I have an integral of a Bessel function that I want to calculate numerically.
I want to find the numeric integral of a function of z and w, across w, so that my result is an array across z. That is, I want
F(z) = integral f(z,w)dw
I thought I managed to accomplish this efficiently with numpy using the following code:
def readinKernel(wdummy, z, Ec, Ep, kval=1, ic = 1, od = 10000): return (Ec * kval * special.jv(0, 2* Ec * kval * np.sqrt(np.outer(z, (1 - wdummy)))) * np.sqrt(ic)*Ep ) def steep_sigmoid(x, k=50): return 1.0 / (1.0 + np.exp(-k*x)) def spinwave_calculation(z_values, Ec, Ep, numpoints = 100): wdummy_values = np.linspace(1e-10, 1-1e-10, numpoints) readin_values = readinKernel(wdummy_values, z_values, Ec, Ep) readin_integrals = np.trapz(readin_values, wdummy_values, axis=1) return readin_integrals numpoints = 1000 z_values = np.linspace(1e-10, 1-1e-10, numpoints) E_c_val = 1 E_p_val = 1 outputspinwave = spinwave_calculation(z_values, E_c_val, E_p_val, numpoints) output = np.sum(np.square(outputspinwave)) print(output)

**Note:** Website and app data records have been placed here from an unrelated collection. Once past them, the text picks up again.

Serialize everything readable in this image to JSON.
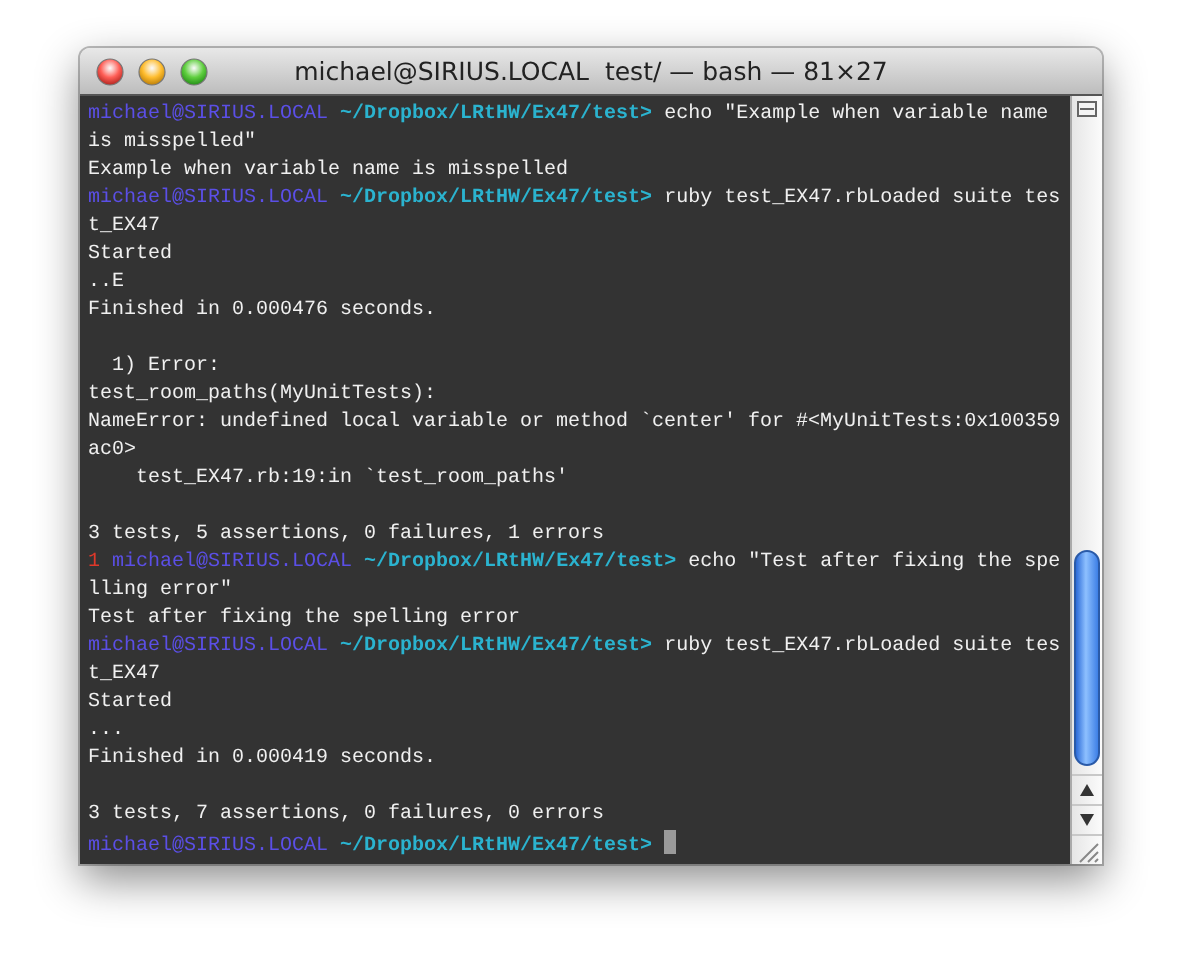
{
  "window": {
    "title": "michael@SIRIUS.LOCAL  test/ — bash — 81×27"
  },
  "terminal": {
    "cursor_visible": true,
    "lines": [
      {
        "kind": "text",
        "segments": [
          {
            "kind": "user",
            "text": "michael@SIRIUS.LOCAL"
          },
          {
            "kind": "path",
            "text": "~/Dropbox/LRtHW/Ex47/test>"
          },
          {
            "kind": "plain",
            "text": "echo \"Example when variable name"
          }
        ]
      },
      {
        "kind": "text",
        "segments": [
          {
            "kind": "plain",
            "text": "is misspelled\""
          }
        ]
      },
      {
        "kind": "text",
        "segments": [
          {
            "kind": "plain",
            "text": "Example when variable name is misspelled"
          }
        ]
      },
      {
        "kind": "text",
        "segments": [
          {
            "kind": "user",
            "text": "michael@SIRIUS.LOCAL"
          },
          {
            "kind": "path",
            "text": "~/Dropbox/LRtHW/Ex47/test>"
          },
          {
            "kind": "plain",
            "text": "ruby test_EX47.rbLoaded suite tes"
          }
        ]
      },
      {
        "kind": "text",
        "segments": [
          {
            "kind": "plain",
            "text": "t_EX47"
          }
        ]
      },
      {
        "kind": "text",
        "segments": [
          {
            "kind": "plain",
            "text": "Started"
          }
        ]
      },
      {
        "kind": "text",
        "segments": [
          {
            "kind": "plain",
            "text": "..E"
          }
        ]
      },
      {
        "kind": "text",
        "segments": [
          {
            "kind": "plain",
            "text": "Finished in 0.000476 seconds."
          }
        ]
      },
      {
        "kind": "blank"
      },
      {
        "kind": "text",
        "segments": [
          {
            "kind": "plain",
            "text": "  1) Error:"
          }
        ]
      },
      {
        "kind": "text",
        "segments": [
          {
            "kind": "plain",
            "text": "test_room_paths(MyUnitTests):"
          }
        ]
      },
      {
        "kind": "text",
        "segments": [
          {
            "kind": "plain",
            "text": "NameError: undefined local variable or method `center' for #<MyUnitTests:0x100359"
          }
        ]
      },
      {
        "kind": "text",
        "segments": [
          {
            "kind": "plain",
            "text": "ac0>"
          }
        ]
      },
      {
        "kind": "text",
        "segments": [
          {
            "kind": "plain",
            "text": "    test_EX47.rb:19:in `test_room_paths'"
          }
        ]
      },
      {
        "kind": "blank"
      },
      {
        "kind": "text",
        "segments": [
          {
            "kind": "plain",
            "text": "3 tests, 5 assertions, 0 failures, 1 errors"
          }
        ]
      },
      {
        "kind": "text",
        "segments": [
          {
            "kind": "status",
            "text": "1"
          },
          {
            "kind": "user",
            "text": "michael@SIRIUS.LOCAL"
          },
          {
            "kind": "path",
            "text": "~/Dropbox/LRtHW/Ex47/test>"
          },
          {
            "kind": "plain",
            "text": "echo \"Test after fixing the spe"
          }
        ]
      },
      {
        "kind": "text",
        "segments": [
          {
            "kind": "plain",
            "text": "lling error\""
          }
        ]
      },
      {
        "kind": "text",
        "segments": [
          {
            "kind": "plain",
            "text": "Test after fixing the spelling error"
          }
        ]
      },
      {
        "kind": "text",
        "segments": [
          {
            "kind": "user",
            "text": "michael@SIRIUS.LOCAL"
          },
          {
            "kind": "path",
            "text": "~/Dropbox/LRtHW/Ex47/test>"
          },
          {
            "kind": "plain",
            "text": "ruby test_EX47.rbLoaded suite tes"
          }
        ]
      },
      {
        "kind": "text",
        "segments": [
          {
            "kind": "plain",
            "text": "t_EX47"
          }
        ]
      },
      {
        "kind": "text",
        "segments": [
          {
            "kind": "plain",
            "text": "Started"
          }
        ]
      },
      {
        "kind": "text",
        "segments": [
          {
            "kind": "plain",
            "text": "..."
          }
        ]
      },
      {
        "kind": "text",
        "segments": [
          {
            "kind": "plain",
            "text": "Finished in 0.000419 seconds."
          }
        ]
      },
      {
        "kind": "blank"
      },
      {
        "kind": "text",
        "segments": [
          {
            "kind": "plain",
            "text": "3 tests, 7 assertions, 0 failures, 0 errors"
          }
        ]
      },
      {
        "kind": "text",
        "segments": [
          {
            "kind": "user",
            "text": "michael@SIRIUS.LOCAL"
          },
          {
            "kind": "path",
            "text": "~/Dropbox/LRtHW/Ex47/test>"
          }
        ]
      }
    ]
  }
}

But it appears as though this solution appears to "blow up" with the number of points that I use. So if I increase numpoints by 10, then my output integral is 10 times larger.
How do I get an accurate estimate of this integral, and is it possible to keep both accuracy and speed?

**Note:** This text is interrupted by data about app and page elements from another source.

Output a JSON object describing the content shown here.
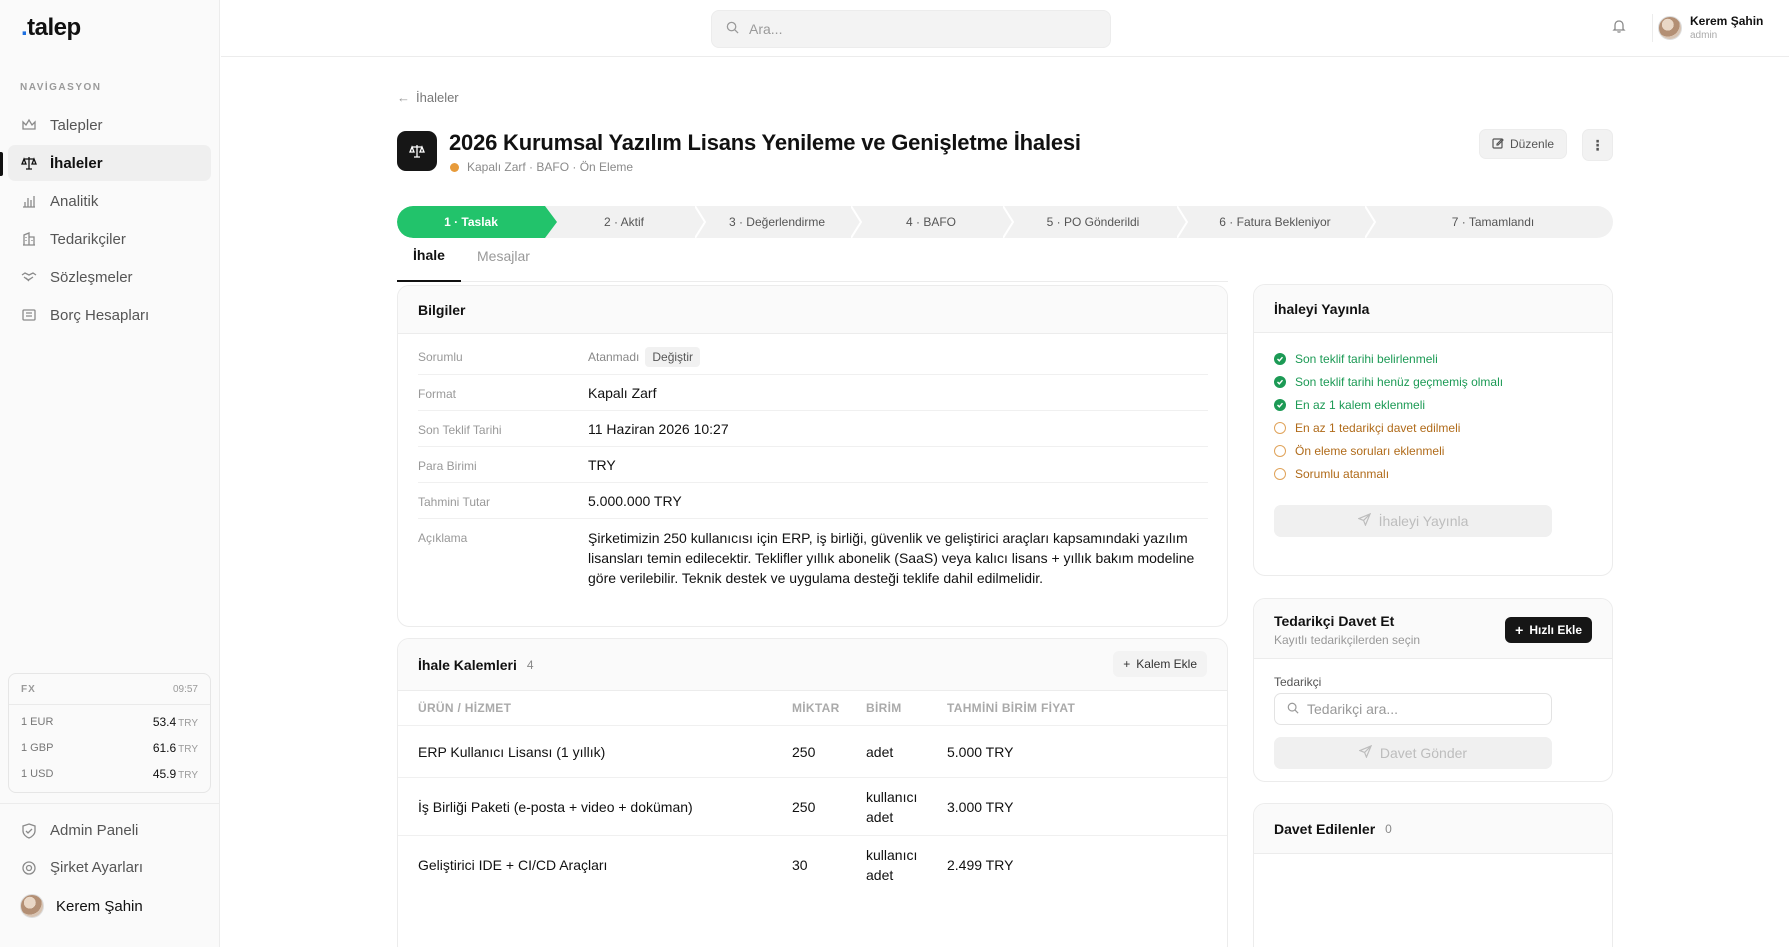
{
  "app": {
    "logo_text": "talep"
  },
  "sidebar": {
    "section_label": "NAVİGASYON",
    "items": [
      {
        "label": "Talepler",
        "icon": "crown-icon"
      },
      {
        "label": "İhaleler",
        "icon": "scale-icon",
        "active": true
      },
      {
        "label": "Analitik",
        "icon": "bar-chart-icon"
      },
      {
        "label": "Tedarikçiler",
        "icon": "building-icon"
      },
      {
        "label": "Sözleşmeler",
        "icon": "handshake-icon"
      },
      {
        "label": "Borç Hesapları",
        "icon": "ledger-icon"
      }
    ],
    "fx": {
      "label": "FX",
      "time": "09:57",
      "rows": [
        {
          "pair": "1 EUR",
          "value": "53.4",
          "currency": "TRY"
        },
        {
          "pair": "1 GBP",
          "value": "61.6",
          "currency": "TRY"
        },
        {
          "pair": "1 USD",
          "value": "45.9",
          "currency": "TRY"
        }
      ]
    },
    "bottom": [
      {
        "label": "Admin Paneli",
        "icon": "shield-icon"
      },
      {
        "label": "Şirket Ayarları",
        "icon": "gear-icon"
      }
    ],
    "user": {
      "name": "Kerem Şahin"
    }
  },
  "topbar": {
    "search_placeholder": "Ara...",
    "user_name": "Kerem Şahin",
    "user_role": "admin"
  },
  "page": {
    "breadcrumb": "İhaleler",
    "title": "2026 Kurumsal Yazılım Lisans Yenileme ve Genişletme İhalesi",
    "subtitle": "Kapalı Zarf · BAFO · Ön Eleme",
    "edit_label": "Düzenle",
    "more_label": "⋮",
    "steps": [
      "1 · Taslak",
      "2 · Aktif",
      "3 · Değerlendirme",
      "4 · BAFO",
      "5 · PO Gönderildi",
      "6 · Fatura Bekleniyor",
      "7 · Tamamlandı"
    ],
    "tabs": [
      "İhale",
      "Mesajlar"
    ]
  },
  "info": {
    "title": "Bilgiler",
    "rows": [
      {
        "label": "Sorumlu",
        "value": "Atanmadı",
        "action": "Değiştir"
      },
      {
        "label": "Format",
        "value": "Kapalı Zarf"
      },
      {
        "label": "Son Teklif Tarihi",
        "value": "11 Haziran 2026 10:27"
      },
      {
        "label": "Para Birimi",
        "value": "TRY"
      },
      {
        "label": "Tahmini Tutar",
        "value": "5.000.000 TRY"
      },
      {
        "label": "Açıklama",
        "value": "Şirketimizin 250 kullanıcısı için ERP, iş birliği, güvenlik ve geliştirici araçları kapsamındaki yazılım lisansları temin edilecektir. Teklifler yıllık abonelik (SaaS) veya kalıcı lisans + yıllık bakım modeline göre verilebilir. Teknik destek ve uygulama desteği teklife dahil edilmelidir."
      }
    ]
  },
  "items": {
    "title": "İhale Kalemleri",
    "count": "4",
    "add_label": "Kalem Ekle",
    "columns": [
      "ÜRÜN / HİZMET",
      "MİKTAR",
      "BİRİM",
      "TAHMİNİ BİRİM FİYAT"
    ],
    "rows": [
      {
        "product": "ERP Kullanıcı Lisansı (1 yıllık)",
        "qty": "250",
        "unit": "adet",
        "price": "5.000 TRY"
      },
      {
        "product": "İş Birliği Paketi (e-posta + video + doküman)",
        "qty": "250",
        "unit": "kullanıcı adet",
        "price": "3.000 TRY"
      },
      {
        "product": "Geliştirici IDE + CI/CD Araçları",
        "qty": "30",
        "unit": "kullanıcı adet",
        "price": "2.499 TRY"
      }
    ]
  },
  "publish": {
    "title": "İhaleyi Yayınla",
    "checklist": [
      {
        "text": "Son teklif tarihi belirlenmeli",
        "done": true
      },
      {
        "text": "Son teklif tarihi henüz geçmemiş olmalı",
        "done": true
      },
      {
        "text": "En az 1 kalem eklenmeli",
        "done": true
      },
      {
        "text": "En az 1 tedarikçi davet edilmeli",
        "done": false
      },
      {
        "text": "Ön eleme soruları eklenmeli",
        "done": false
      },
      {
        "text": "Sorumlu atanmalı",
        "done": false
      }
    ],
    "button_label": "İhaleyi Yayınla"
  },
  "invite": {
    "title": "Tedarikçi Davet Et",
    "subtitle": "Kayıtlı tedarikçilerden seçin",
    "quick_add": "Hızlı Ekle",
    "field_label": "Tedarikçi",
    "placeholder": "Tedarikçi ara...",
    "button_label": "Davet Gönder"
  },
  "invited": {
    "title": "Davet Edilenler",
    "count": "0"
  },
  "colors": {
    "accent_green": "#22c36b",
    "success": "#1c9a55",
    "warning": "#e0a35a",
    "dark": "#161616"
  }
}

This feels more like a math problem:
numpy.trapz function in your code calculates the integral over
numpoints is the number of
z points to get the array of
F(z). The sum of squared
F(z) would definitely increase when you increase the number of
It is like you define
F(z)=z and sum
z in [0, 1]. It is going to explode if you increase the the number of
z you chose.